Has COVID-19 slowed down your daily routine but upped your inspiration?
The economy is shifting rapidly. Maybe you’ve lost your job or your job isn’t what it used to be. It finally feels like the right time to leap into self-employment.
You’re developing new business ideas. You’re networking with new people through virtual platforms. Your creativity is off the charts and you just want to get your idea online!
However, launching your website is not the first thing you want to do.
Having a bad website can be worse than having no website.Your audience isn’t going to take action with you if you haven’t built your website for them, or considered how it’s going to work for your business. In order to organically and strategically grow your business, there are a few things you’ll want to consider before you launch your dot com. What might those be?
Here are 5 questions to ask yourself before you begin piecing together your website.
Who is my audience?
People engage in products and services because they have a problem that you solve.
Diving into the physical and emotional barriers that are in the way of your audience accessing your solution, is how you connect more meaningfully with them.
- What age range is your audience and where do they live?
- What are their major pain points?
- Why haven’t they solved their problem already?
- Are they even aware of the problem they have?
When you dive deeper into understanding the ins and outs of your audience, you are able to strategically build out your marketing goals and content to speak to them.
Getting to know your audience will help you identify your key messaging. The goal is to clarify what you offer so that when your audience becomes aware of you, they immediately understand your value, and want to take action.
What are my growth goals?
Let’s say you get your website up and running. What’s next?
- How are you leading traffic to your website?
- How do you empower your audience to take action with you? What is the call-to-action?
- Where do they go after they’ve clicked that “buy” or “book a call” button?
- What does your process look like once you’ve made the sale?
This is where strategy comes in.
Because at the end of the day, you can’t do everything at once.
Start by identifying what you want to achieve in your first quarter and in your first year of business by creating your business strategy. Take it one step at a time by prioritizing your quarterly needs so you can achieve sustainable results.
Identifying what that growth goal is first will help you roll out the layout and funnel of your website.
What is my brand voice?
Are you fun and formal? Or conversational and irreverent?
What brand voice speaks to your audience in a way that they feel connected to you and want to learn more?
Building your brand personality can be done in one or two ways:
- Using brand archetypes to decide which character your brand fits best
- Or if you’re an entrepreneur, maybe your individual voice is the voice of the brand.
Regardless of how you approach your brand voice, consistency is key.
One you’ve identified your ideal audience, marketing goals, and brand voice, you can start to clarify your brand messaging and ensure it aligns with where you want to go next.
What is my brand image?
The visual representation of your brand, as well as your branding elements are another opportunity to build trust and connection with your audience.
- What colors represent your brand?
- Are you using stock images or do you need your own photography for marketing materials?

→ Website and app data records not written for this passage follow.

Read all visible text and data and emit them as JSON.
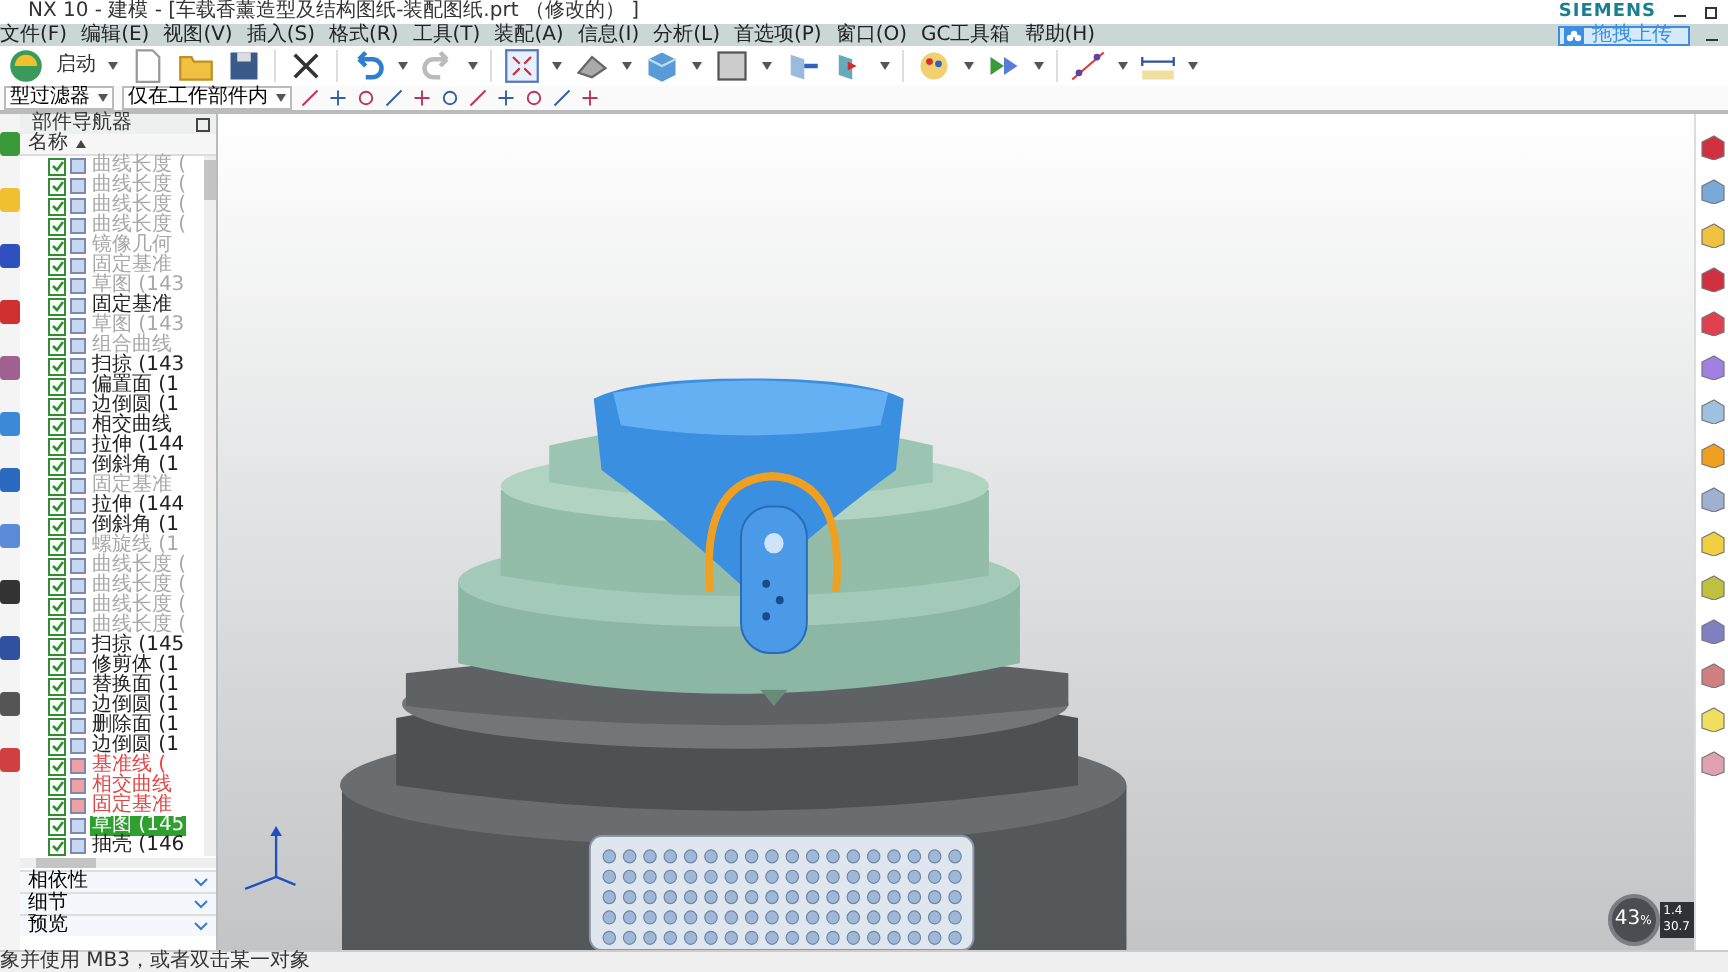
{
  "window": {
    "title": "NX 10 - 建模 - [车载香薰造型及结构图纸-装配图纸.prt （修改的） ]",
    "brand": "SIEMENS"
  },
  "menu": [
    {
      "label": "文件(F)"
    },
    {
      "label": "编辑(E)"
    },
    {
      "label": "视图(V)"
    },
    {
      "label": "插入(S)"
    },
    {
      "label": "格式(R)"
    },
    {
      "label": "工具(T)"
    },
    {
      "label": "装配(A)"
    },
    {
      "label": "信息(I)"
    },
    {
      "label": "分析(L)"
    },
    {
      "label": "首选项(P)"
    },
    {
      "label": "窗口(O)"
    },
    {
      "label": "GC工具箱"
    },
    {
      "label": "帮助(H)"
    }
  ],
  "cloud_button": "拖拽上传",
  "toolbar": {
    "start_label": "启动"
  },
  "filter_bar": {
    "type_filter": "型过滤器",
    "scope_filter": "仅在工作部件内"
  },
  "part_navigator": {
    "title": "部件导航器",
    "column": "名称",
    "items": [
      {
        "label": "曲线长度 (",
        "kind": "inactive",
        "checked": true,
        "selected": false
      },
      {
        "label": "曲线长度 (",
        "kind": "inactive",
        "checked": true,
        "selected": false
      },
      {
        "label": "曲线长度 (",
        "kind": "inactive",
        "checked": true,
        "selected": false
      },
      {
        "label": "曲线长度 (",
        "kind": "inactive",
        "checked": true,
        "selected": false
      },
      {
        "label": "镜像几何",
        "kind": "inactive",
        "checked": true,
        "selected": false
      },
      {
        "label": "固定基准",
        "kind": "inactive",
        "checked": true,
        "selected": false
      },
      {
        "label": "草图 (143",
        "kind": "inactive",
        "checked": true,
        "selected": false
      },
      {
        "label": "固定基准",
        "kind": "active",
        "checked": true,
        "selected": false
      },
      {
        "label": "草图 (143",
        "kind": "inactive",
        "checked": true,
        "selected": false
      },
      {
        "label": "组合曲线",
        "kind": "inactive",
        "checked": true,
        "selected": false
      },
      {
        "label": "扫掠 (143",
        "kind": "active",
        "checked": true,
        "selected": false
      },
      {
        "label": "偏置面 (1",
        "kind": "active",
        "checked": true,
        "selected": false
      },
      {
        "label": "边倒圆 (1",
        "kind": "active",
        "checked": true,
        "selected": false
      },
      {
        "label": "相交曲线",
        "kind": "active",
        "checked": true,
        "selected": false
      },
      {
        "label": "拉伸 (144",
        "kind": "active",
        "checked": true,
        "selected": false
      },
      {
        "label": "倒斜角 (1",
        "kind": "active",
        "checked": true,
        "selected": false
      },
      {
        "label": "固定基准",
        "kind": "inactive",
        "checked": true,
        "selected": false
      },
      {
        "label": "拉伸 (144",
        "kind": "active",
        "checked": true,
        "selected": false
      },
      {
        "label": "倒斜角 (1",
        "kind": "active",
        "checked": true,
        "selected": false
      },
      {
        "label": "螺旋线 (1",
        "kind": "inactive",
        "checked": true,
        "selected": false
      },
      {
        "label": "曲线长度 (",
        "kind": "inactive",
        "checked": true,
        "selected": false
      },
      {
        "label": "曲线长度 (",
        "kind": "inactive",
        "checked": true,
        "selected": false
      },
      {
        "label": "曲线长度 (",
        "kind": "inactive",
        "checked": true,
        "selected": false
      },
      {
        "label": "曲线长度 (",
        "kind": "inactive",
        "checked": true,
        "selected": false
      },
      {
        "label": "扫掠 (145",
        "kind": "active",
        "checked": true,
        "selected": false
      },
      {
        "label": "修剪体 (1",
        "kind": "active",
        "checked": true,
        "selected": false
      },
      {
        "label": "替换面 (1",
        "kind": "active",
        "checked": true,
        "selected": false
      },
      {
        "label": "边倒圆 (1",
        "kind": "active",
        "checked": true,
        "selected": false
      },
      {
        "label": "删除面 (1",
        "kind": "active",
        "checked": true,
        "selected": false
      },
      {
        "label": "边倒圆 (1",
        "kind": "active",
        "checked": true,
        "selected": false
      },
      {
        "label": "基准线 (",
        "kind": "warning",
        "checked": true,
        "selected": false
      },
      {
        "label": "相交曲线",
        "kind": "warning",
        "checked": true,
        "selected": false
      },
      {
        "label": "固定基准",
        "kind": "warning",
        "checked": true,
        "selected": false
      },
      {
        "label": "草图 (145",
        "kind": "active",
        "checked": true,
        "selected": true
      },
      {
        "label": "抽壳 (146",
        "kind": "active",
        "checked": true,
        "selected": false
      }
    ],
    "sections": [
      {
        "label": "相依性"
      },
      {
        "label": "细节"
      },
      {
        "label": "预览"
      }
    ]
  },
  "status_bar": "象并使用 MB3，或者双击某一对象",
  "speed_widget": {
    "percent": "43",
    "unit": "%",
    "upload": "1.4",
    "download": "30.7"
  }
}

- Does your audience respond well to video?
Before jumping into your website, you’ll want to ensure that your visual elements align with your goals, audience, and brand voice.
What is the user experience of my website going to look like?

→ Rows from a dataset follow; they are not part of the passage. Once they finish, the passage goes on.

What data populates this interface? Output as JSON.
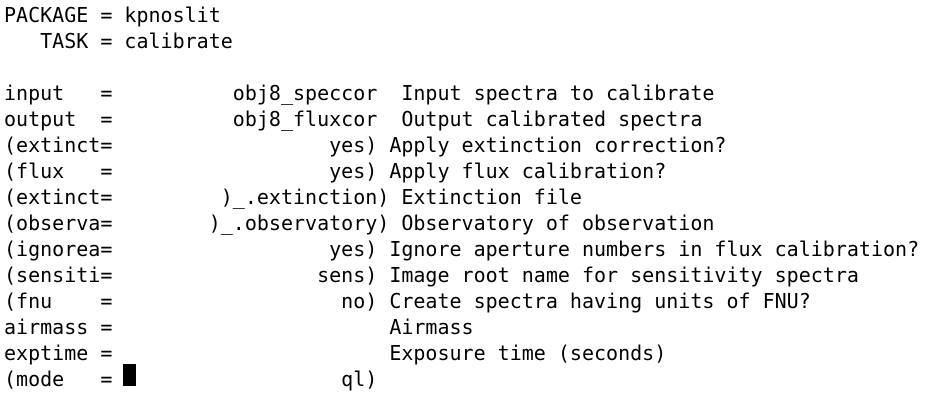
{
  "header": {
    "package_line": "PACKAGE = kpnoslit",
    "task_line": "   TASK = calibrate"
  },
  "params": [
    "input   =          obj8_speccor  Input spectra to calibrate",
    "output  =          obj8_fluxcor  Output calibrated spectra",
    "(extinct=                  yes) Apply extinction correction?",
    "(flux   =                  yes) Apply flux calibration?",
    "(extinct=         )_.extinction) Extinction file",
    "(observa=        )_.observatory) Observatory of observation",
    "(ignorea=                  yes) Ignore aperture numbers in flux calibration?",
    "(sensiti=                 sens) Image root name for sensitivity spectra",
    "(fnu    =                   no) Create spectra having units of FNU?",
    "airmass =                       Airmass",
    "exptime =                       Exposure time (seconds)",
    "(mode   =                   ql)"
  ]
}
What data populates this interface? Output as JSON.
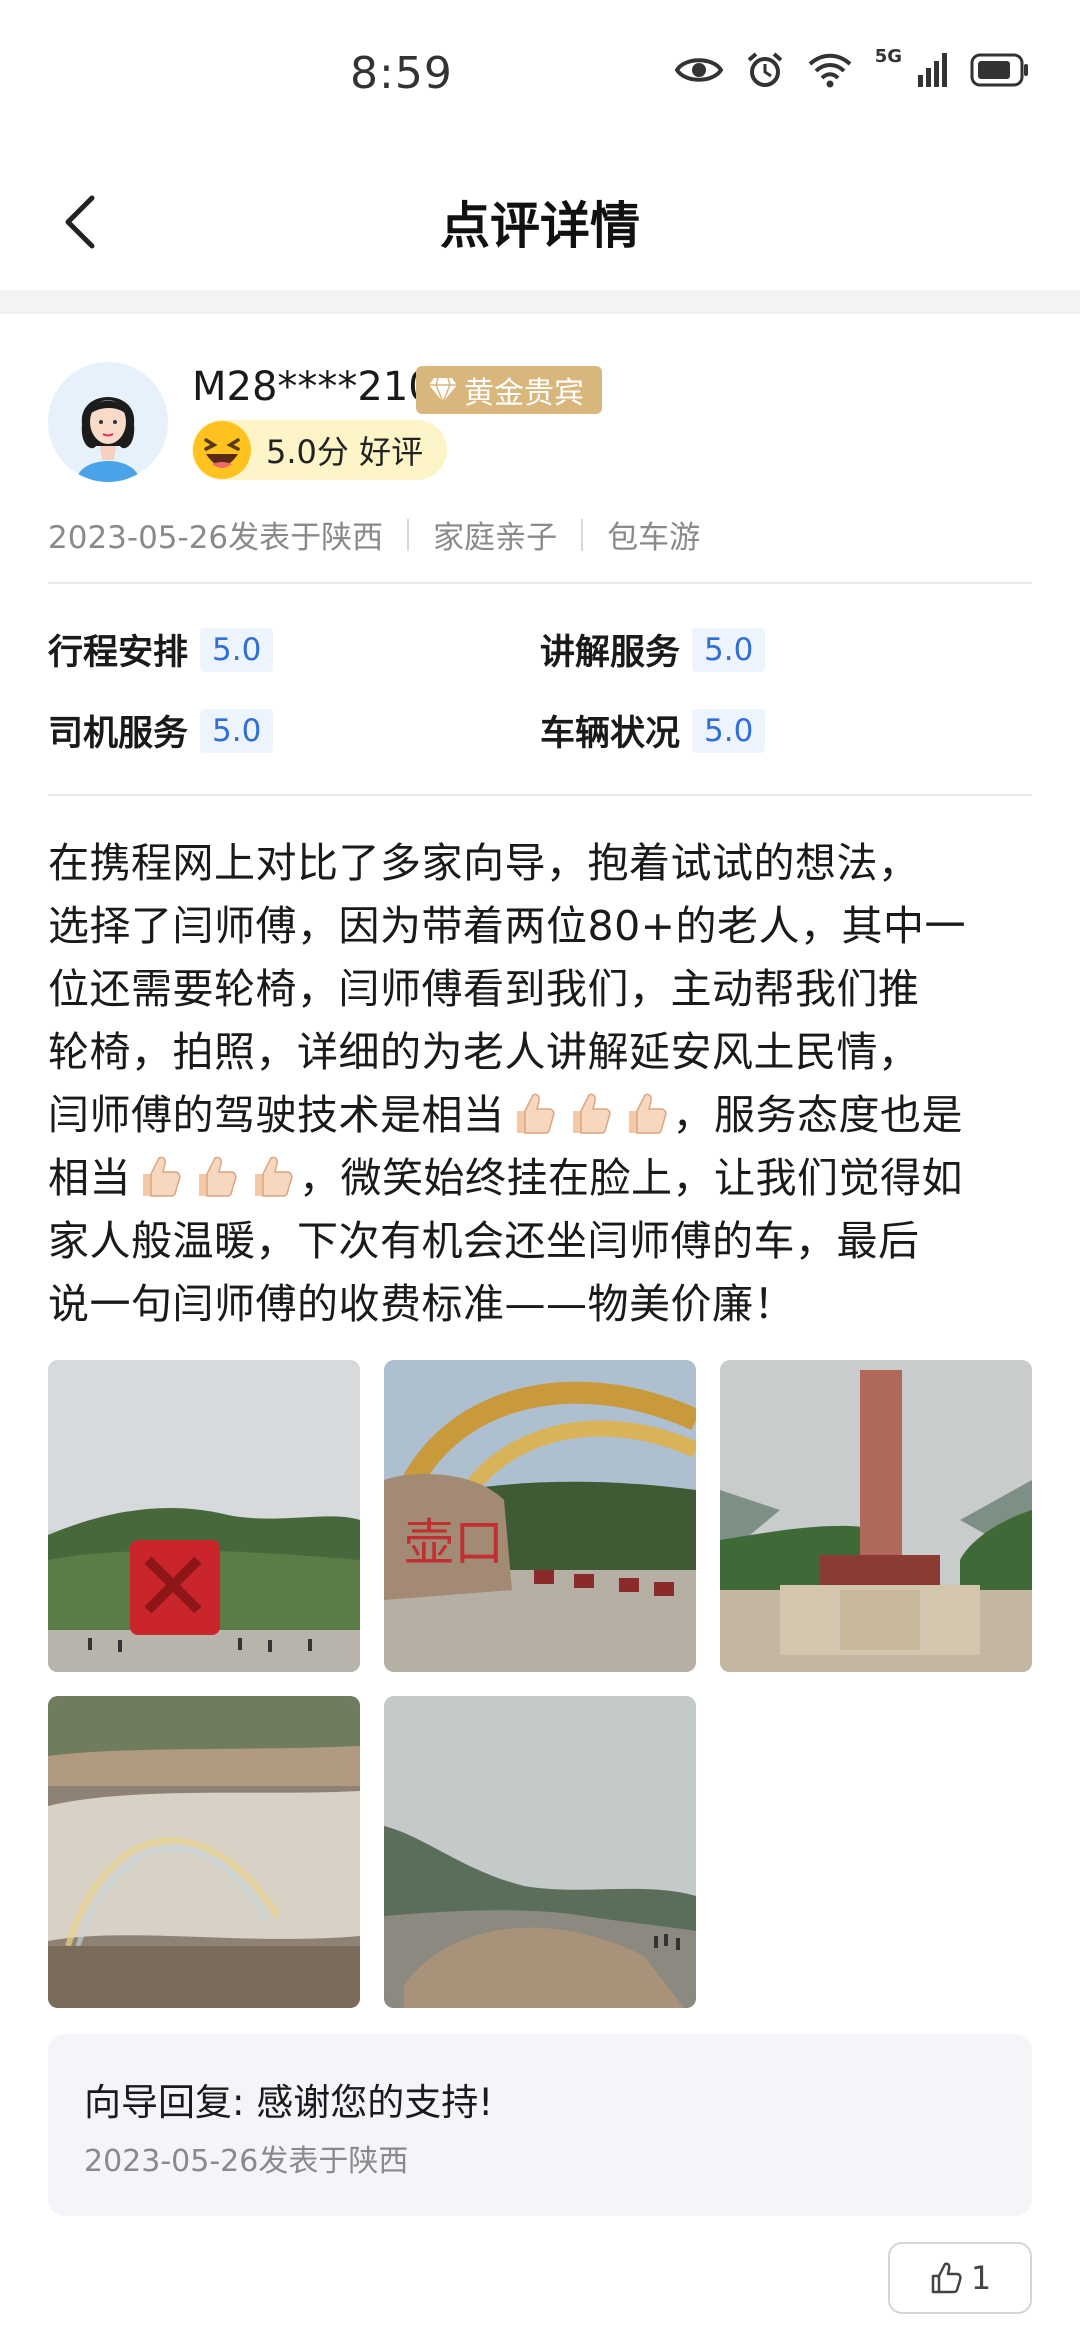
{
  "status_bar": {
    "time": "8:59",
    "network": "5G"
  },
  "nav": {
    "title": "点评详情"
  },
  "user": {
    "name": "M28****210",
    "badge": "黄金贵宾",
    "rating": "5.0分 好评"
  },
  "meta": {
    "date_location": "2023-05-26发表于陕西",
    "tag1": "家庭亲子",
    "tag2": "包车游"
  },
  "scores": [
    {
      "label": "行程安排",
      "value": "5.0"
    },
    {
      "label": "讲解服务",
      "value": "5.0"
    },
    {
      "label": "司机服务",
      "value": "5.0"
    },
    {
      "label": "车辆状况",
      "value": "5.0"
    }
  ],
  "review": {
    "line1": "在携程网上对比了多家向导，抱着试试的想法，",
    "line2": "选择了闫师傅，因为带着两位80+的老人，其中一",
    "line3": "位还需要轮椅，闫师傅看到我们，主动帮我们推",
    "line4": "轮椅，拍照，详细的为老人讲解延安风土民情，",
    "line5_a": "闫师傅的驾驶技术是相当",
    "line5_b": "，服务态度也是",
    "line6_a": "相当",
    "line6_b": "，微笑始终挂在脸上，让我们觉得如",
    "line7": "家人般温暖，下次有机会还坐闫师傅的车，最后",
    "line8": "说一句闫师傅的收费标准——物美价廉！"
  },
  "reply": {
    "text": "向导回复: 感谢您的支持!",
    "date": "2023-05-26发表于陕西"
  },
  "likes": {
    "count": "1"
  },
  "colors": {
    "accent": "#2f6fd6",
    "badge": "#d9b67c",
    "rating_bg": "#fdf4c8"
  }
}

Once your audience lands on your website, whether they are new to the site or have engaged before, how do you want them to navigate your site?
The user experience is about understanding where your audience is in their buying journey, and building out your content and call-to-action buttons to empower them to take action.

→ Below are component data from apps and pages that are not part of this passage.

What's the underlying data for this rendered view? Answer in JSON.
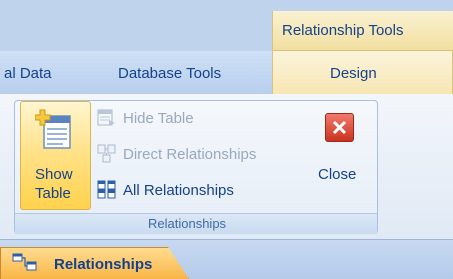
{
  "contextual_tab_group": {
    "label": "Relationship Tools"
  },
  "tabs": [
    {
      "label": "al Data"
    },
    {
      "label": "Database Tools"
    },
    {
      "label": "Design",
      "active": true
    }
  ],
  "ribbon": {
    "group_label": "Relationships",
    "show_table": {
      "label_line1": "Show",
      "label_line2": "Table",
      "icon": "show-table-icon"
    },
    "commands": [
      {
        "label": "Hide Table",
        "enabled": false,
        "icon": "hide-table-icon"
      },
      {
        "label": "Direct Relationships",
        "enabled": false,
        "icon": "direct-relationships-icon"
      },
      {
        "label": "All Relationships",
        "enabled": true,
        "icon": "all-relationships-icon"
      }
    ],
    "close": {
      "label": "Close",
      "icon": "close-icon"
    }
  },
  "object_tab": {
    "label": "Relationships",
    "icon": "relationships-icon"
  },
  "colors": {
    "accent_text": "#15428b",
    "disabled_text": "#98a8c0",
    "hover_yellow": "#ffd24d",
    "close_red": "#c9331f",
    "object_tab_orange": "#f9b547"
  }
}
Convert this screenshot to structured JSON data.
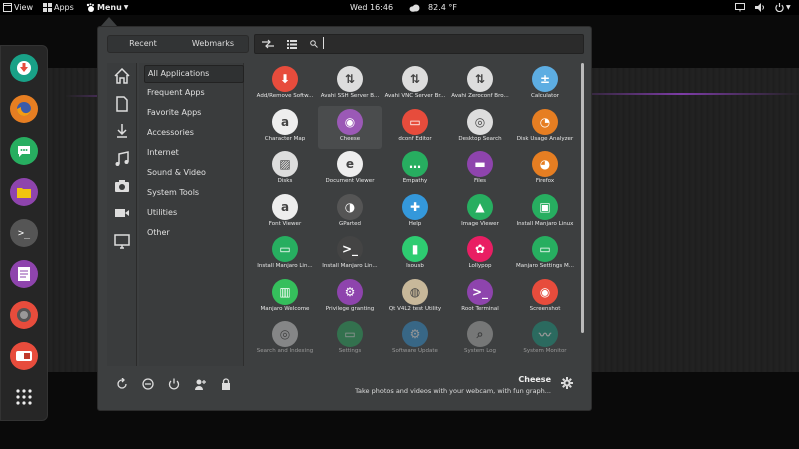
{
  "topbar": {
    "view_label": "View",
    "apps_label": "Apps",
    "menu_label": "Menu",
    "clock": "Wed 16:46",
    "temperature": "82.4 °F"
  },
  "menu": {
    "tabs": [
      "Recent",
      "Webmarks"
    ],
    "search_value": "",
    "categories": [
      "All Applications",
      "Frequent Apps",
      "Favorite Apps",
      "Accessories",
      "Internet",
      "Sound & Video",
      "System Tools",
      "Utilities",
      "Other"
    ],
    "apps": [
      {
        "label": "Add/Remove Softw...",
        "icon": "package-download-icon",
        "color": "#e74c3c"
      },
      {
        "label": "Avahi SSH Server B...",
        "icon": "network-arrows-icon",
        "color": "#dddddd"
      },
      {
        "label": "Avahi VNC Server Br...",
        "icon": "network-arrows-icon",
        "color": "#dddddd"
      },
      {
        "label": "Avahi Zeroconf Bro...",
        "icon": "network-arrows-icon",
        "color": "#dddddd"
      },
      {
        "label": "Calculator",
        "icon": "calculator-icon",
        "color": "#5dade2"
      },
      {
        "label": "Character Map",
        "icon": "character-map-icon",
        "color": "#eeeeee"
      },
      {
        "label": "Cheese",
        "icon": "camera-icon",
        "color": "#9b59b6"
      },
      {
        "label": "dconf Editor",
        "icon": "dconf-icon",
        "color": "#e74c3c"
      },
      {
        "label": "Desktop Search",
        "icon": "search-target-icon",
        "color": "#dddddd"
      },
      {
        "label": "Disk Usage Analyzer",
        "icon": "pie-chart-icon",
        "color": "#e67e22"
      },
      {
        "label": "Disks",
        "icon": "disk-icon",
        "color": "#dddddd"
      },
      {
        "label": "Document Viewer",
        "icon": "document-viewer-icon",
        "color": "#eeeeee"
      },
      {
        "label": "Empathy",
        "icon": "chat-bubble-icon",
        "color": "#27ae60"
      },
      {
        "label": "Files",
        "icon": "folder-icon",
        "color": "#8e44ad"
      },
      {
        "label": "Firefox",
        "icon": "firefox-icon",
        "color": "#e67e22"
      },
      {
        "label": "Font Viewer",
        "icon": "font-viewer-icon",
        "color": "#eeeeee"
      },
      {
        "label": "GParted",
        "icon": "partition-icon",
        "color": "#555555"
      },
      {
        "label": "Help",
        "icon": "lifebuoy-icon",
        "color": "#3498db"
      },
      {
        "label": "Image Viewer",
        "icon": "image-viewer-icon",
        "color": "#27ae60"
      },
      {
        "label": "Install Manjaro Linux",
        "icon": "installer-box-icon",
        "color": "#27ae60"
      },
      {
        "label": "Install Manjaro Lin...",
        "icon": "settings-toggle-icon",
        "color": "#27ae60"
      },
      {
        "label": "Install Manjaro Lin...",
        "icon": "terminal-icon",
        "color": "#444444"
      },
      {
        "label": "Isousb",
        "icon": "usb-icon",
        "color": "#2ecc71"
      },
      {
        "label": "Lollypop",
        "icon": "lollipop-icon",
        "color": "#e91e63"
      },
      {
        "label": "Manjaro Settings M...",
        "icon": "settings-toggle-icon",
        "color": "#27ae60"
      },
      {
        "label": "Manjaro Welcome",
        "icon": "manjaro-logo-icon",
        "color": "#35bf5c"
      },
      {
        "label": "Privilege granting",
        "icon": "gear-icon",
        "color": "#8e44ad"
      },
      {
        "label": "Qt V4L2 test Utility",
        "icon": "webcam-icon",
        "color": "#c8b89a"
      },
      {
        "label": "Root Terminal",
        "icon": "root-terminal-icon",
        "color": "#8e44ad"
      },
      {
        "label": "Screenshot",
        "icon": "screenshot-icon",
        "color": "#e74c3c"
      },
      {
        "label": "Search and Indexing",
        "icon": "search-target-icon",
        "color": "#dddddd"
      },
      {
        "label": "Settings",
        "icon": "settings-toggle-icon",
        "color": "#27ae60"
      },
      {
        "label": "Software Update",
        "icon": "software-update-icon",
        "color": "#3498db"
      },
      {
        "label": "System Log",
        "icon": "magnifier-icon",
        "color": "#bbbbbb"
      },
      {
        "label": "System Monitor",
        "icon": "system-monitor-icon",
        "color": "#16a085"
      }
    ],
    "description": {
      "title": "Cheese",
      "text": "Take photos and videos with your webcam, with fun graph..."
    }
  }
}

Let’s say you’re a non-profit with a mission to feed vulnerable and low-income families across Seattle. You will probably want your donors to land on your homepage where your hero section will capture their attention with a header like:
“That spare change on your dresser can feed Mark’s family today.”
This header text, along with an image of Mark’s family happily eating a meal as the header image, can be quite powerful in terms of language that inspires your audience to donate, and the visual element adds an emotional appeal.
Now you’ve got your audience’s attention, how do you build trust with them?
Perhaps you send them to your About page so they can dive deeper into your mission and story. Or maybe you lead them right to a Donation or Volunteer page. Maybe your Homepage has everything they need to take action.
The key here is that by diving into who your audience is and how to get them to take action needs to be thought out before you begin designing your website.
Feeling a little overwhelmed trying to address these 5 questions?
That’s why I’m here.
Let me walk you through my process to planning and building a strategy that leads to a beautiful and effective website.